Exercise goal |
A verbatim copy of every entry is required. Produce it now.

Input data |
○ ○ ○ ○ ○ ○ ○

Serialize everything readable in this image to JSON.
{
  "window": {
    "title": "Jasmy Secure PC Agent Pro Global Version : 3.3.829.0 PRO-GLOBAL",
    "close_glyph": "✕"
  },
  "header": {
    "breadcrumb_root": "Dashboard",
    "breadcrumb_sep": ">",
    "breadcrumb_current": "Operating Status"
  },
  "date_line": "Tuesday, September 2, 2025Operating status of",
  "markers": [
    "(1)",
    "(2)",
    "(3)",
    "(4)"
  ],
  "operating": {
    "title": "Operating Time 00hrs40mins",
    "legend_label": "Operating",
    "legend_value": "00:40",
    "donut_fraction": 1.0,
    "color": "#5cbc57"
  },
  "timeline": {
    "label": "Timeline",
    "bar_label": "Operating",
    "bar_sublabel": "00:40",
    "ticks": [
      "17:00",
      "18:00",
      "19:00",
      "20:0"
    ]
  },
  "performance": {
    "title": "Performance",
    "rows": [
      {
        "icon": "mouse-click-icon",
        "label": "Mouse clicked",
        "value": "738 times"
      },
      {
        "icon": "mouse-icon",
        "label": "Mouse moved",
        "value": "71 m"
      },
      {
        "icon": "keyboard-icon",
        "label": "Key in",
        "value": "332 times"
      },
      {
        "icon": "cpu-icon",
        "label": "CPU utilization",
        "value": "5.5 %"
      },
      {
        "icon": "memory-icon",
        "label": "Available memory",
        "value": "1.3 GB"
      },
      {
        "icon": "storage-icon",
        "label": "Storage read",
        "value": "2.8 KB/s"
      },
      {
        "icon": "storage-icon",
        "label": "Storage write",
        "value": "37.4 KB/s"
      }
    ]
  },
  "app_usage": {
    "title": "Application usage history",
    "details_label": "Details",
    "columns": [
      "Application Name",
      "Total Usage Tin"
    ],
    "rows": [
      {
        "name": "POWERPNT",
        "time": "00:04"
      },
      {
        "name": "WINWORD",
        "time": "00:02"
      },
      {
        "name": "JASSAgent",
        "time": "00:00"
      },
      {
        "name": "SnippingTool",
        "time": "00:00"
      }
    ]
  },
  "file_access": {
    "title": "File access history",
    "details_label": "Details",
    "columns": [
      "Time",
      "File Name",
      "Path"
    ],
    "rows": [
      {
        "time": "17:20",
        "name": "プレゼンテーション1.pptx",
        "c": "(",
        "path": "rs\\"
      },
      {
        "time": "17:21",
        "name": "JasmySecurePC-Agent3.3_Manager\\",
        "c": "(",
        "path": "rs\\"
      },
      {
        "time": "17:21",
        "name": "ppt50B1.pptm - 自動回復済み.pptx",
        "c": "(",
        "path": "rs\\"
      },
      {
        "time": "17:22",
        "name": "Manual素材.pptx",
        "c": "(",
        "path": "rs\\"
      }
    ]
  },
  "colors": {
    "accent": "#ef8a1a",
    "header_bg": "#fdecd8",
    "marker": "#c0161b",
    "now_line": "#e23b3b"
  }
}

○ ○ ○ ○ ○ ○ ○

Written solution |
Serialize everything readable in this image to JSON.
{
  "window": {
    "title": "Jasmy Secure PC Agent Pro Global Version : 3.3.829.0 PRO-GLOBAL",
    "close_glyph": "✕"
  },
  "header": {
    "breadcrumb_root": "Dashboard",
    "breadcrumb_sep": ">",
    "breadcrumb_current": "Operating Status"
  },
  "date_line": "Tuesday, September 2, 2025Operating status of",
  "markers": [
    "(1)",
    "(2)",
    "(3)",
    "(4)"
  ],
  "operating": {
    "title": "Operating Time 00hrs40mins",
    "legend_label": "Operating",
    "legend_value": "00:40",
    "donut_fraction": 1.0,
    "color": "#5cbc57"
  },
  "timeline": {
    "label": "Timeline",
    "bar_label": "Operating",
    "bar_sublabel": "00:40",
    "ticks": [
      "17:00",
      "18:00",
      "19:00",
      "20:0"
    ]
  },
  "performance": {
    "title": "Performance",
    "rows": [
      {
        "icon": "mouse-click-icon",
        "label": "Mouse clicked",
        "value": "738 times"
      },
      {
        "icon": "mouse-icon",
        "label": "Mouse moved",
        "value": "71 m"
      },
      {
        "icon": "keyboard-icon",
        "label": "Key in",
        "value": "332 times"
      },
      {
        "icon": "cpu-icon",
        "label": "CPU utilization",
        "value": "5.5 %"
      },
      {
        "icon": "memory-icon",
        "label": "Available memory",
        "value": "1.3 GB"
      },
      {
        "icon": "storage-icon",
        "label": "Storage read",
        "value": "2.8 KB/s"
      },
      {
        "icon": "storage-icon",
        "label": "Storage write",
        "value": "37.4 KB/s"
      }
    ]
  },
  "app_usage": {
    "title": "Application usage history",
    "details_label": "Details",
    "columns": [
      "Application Name",
      "Total Usage Tin"
    ],
    "rows": [
      {
        "name": "POWERPNT",
        "time": "00:04"
      },
      {
        "name": "WINWORD",
        "time": "00:02"
      },
      {
        "name": "JASSAgent",
        "time": "00:00"
      },
      {
        "name": "SnippingTool",
        "time": "00:00"
      }
    ]
  },
  "file_access": {
    "title": "File access history",
    "details_label": "Details",
    "columns": [
      "Time",
      "File Name",
      "Path"
    ],
    "rows": [
      {
        "time": "17:20",
        "name": "プレゼンテーション1.pptx",
        "c": "(",
        "path": "rs\\"
      },
      {
        "time": "17:21",
        "name": "JasmySecurePC-Agent3.3_Manager\\",
        "c": "(",
        "path": "rs\\"
      },
      {
        "time": "17:21",
        "name": "ppt50B1.pptm - 自動回復済み.pptx",
        "c": "(",
        "path": "rs\\"
      },
      {
        "time": "17:22",
        "name": "Manual素材.pptx",
        "c": "(",
        "path": "rs\\"
      }
    ]
  },
  "colors": {
    "accent": "#ef8a1a",
    "header_bg": "#fdecd8",
    "marker": "#c0161b",
    "now_line": "#e23b3b"
  }
}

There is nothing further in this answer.